If you’ve ever watched America’s Test Kitchen, you know that our show is unlike any other cooking program on television. We don’t travel to far-off places to try foods most of us never considered eating in the first place. We don’t compete against each other to see who can butcher a chicken the fastest or who can make a meal out of the contents of a vending machine. And we’ll never aim to sell you a lifestyle through dinner party menus few can afford. Instead, our focus is on real home cooking. In the test kitchen, we test recipes at least two dozen times to come up with a “best” version. On our show, a handful of test cooks (there are three dozen in all) are filmed, not on a Hollywood set, but in a real working test kitchen (home to Cook’s Illustrated magazine and Cook’s Country magazine). Host Chris Kimball and chefs Julia Collin Davison, Bridget Lancaster, Becky Hays, Bryan Roof, and Dan Souza prepare recipes such as glazed roast chicken, slow-braised short ribs, green bean casserole, fluffy mashed potatoes, and coconut layer cake, as they discuss what went wrong along the way, and ultimately, what went right. It’s as simple as that.
The Complete America’s Test Kitchen TV Show Cookbook captures every recipe (more than 900) demonstrated on 14 seasons of the show. We teach you not only the basics like how to make hearty beef stew, juicy roast turkey, creamy macaroni and cheese, and old-fashioned chocolate cake, but also new ways to prepare your favorite foods, like lasagna (in a skillet); juicy steak tacos (salt the meat then season it with a spicy mix of cilantro, garlic, scallions, and jalapeños); the perfect French omelet (add diced cold butter to the eggs for a creamy, almost souffléed texture); and chewy chocolate cookies (dark corn syrup delivers a cookie with a soft, remarkable chew).
Do you tune in to our show to watch our equipment segments where Adam shows Chris what to look for when buying cookware and kitchen gadgets? Or our blind tasting segments where Jack asks Chris to pick out the winning brand from the losers? We’ve captured them all here in a comprehensive buying guide for equipment and ingredients, so you can make informed choices and avoid wasting money on inferior products.

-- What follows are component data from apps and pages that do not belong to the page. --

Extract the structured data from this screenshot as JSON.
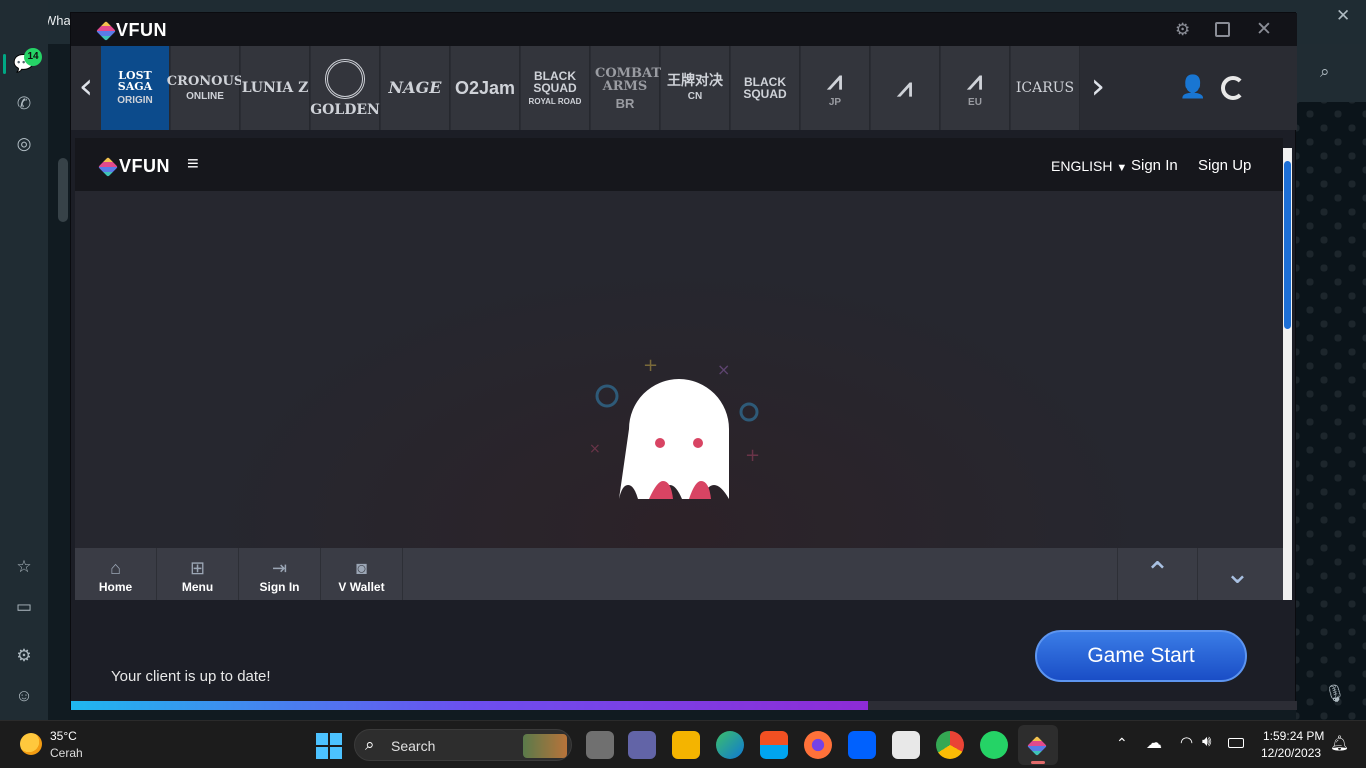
{
  "whatsapp": {
    "app_title": "Wha",
    "unread_badge": "14"
  },
  "vfun": {
    "title_logo": "VFUN",
    "games": [
      {
        "label": "LOST SAGA",
        "sub": "ORIGIN"
      },
      {
        "label": "CRONOUS",
        "sub": "ONLINE"
      },
      {
        "label": "LUNIA Z",
        "sub": ""
      },
      {
        "label": "GOLDEN",
        "sub": ""
      },
      {
        "label": "NAGE",
        "sub": ""
      },
      {
        "label": "O2Jam",
        "sub": ""
      },
      {
        "label": "BLACK SQUAD",
        "sub": "ROYAL ROAD"
      },
      {
        "label": "COMBAT ARMS",
        "sub": "BR"
      },
      {
        "label": "王牌对决",
        "sub": "CN"
      },
      {
        "label": "BLACK SQUAD",
        "sub": ""
      },
      {
        "label": "",
        "sub": "JP"
      },
      {
        "label": "",
        "sub": ""
      },
      {
        "label": "",
        "sub": "EU"
      },
      {
        "label": "ICARUS",
        "sub": ""
      }
    ],
    "web": {
      "logo": "VFUN",
      "language": "ENGLISH",
      "sign_in": "Sign In",
      "sign_up": "Sign Up"
    },
    "bottom_nav": [
      {
        "label": "Home"
      },
      {
        "label": "Menu"
      },
      {
        "label": "Sign In"
      },
      {
        "label": "V Wallet"
      }
    ],
    "status_text": "Your client is up to date!",
    "game_start": "Game Start",
    "progress_fraction": 0.65
  },
  "taskbar": {
    "weather_temp": "35°C",
    "weather_desc": "Cerah",
    "search_label": "Search",
    "time": "1:59:24 PM",
    "date": "12/20/2023"
  }
}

And if you’re curious about what happens behind the scenes of the show, we explain how recipes are developed, what it takes to become a test cook, how the show comes together, and more. So take a front row seat. No need to take notes—all you need to know to make great food is right here.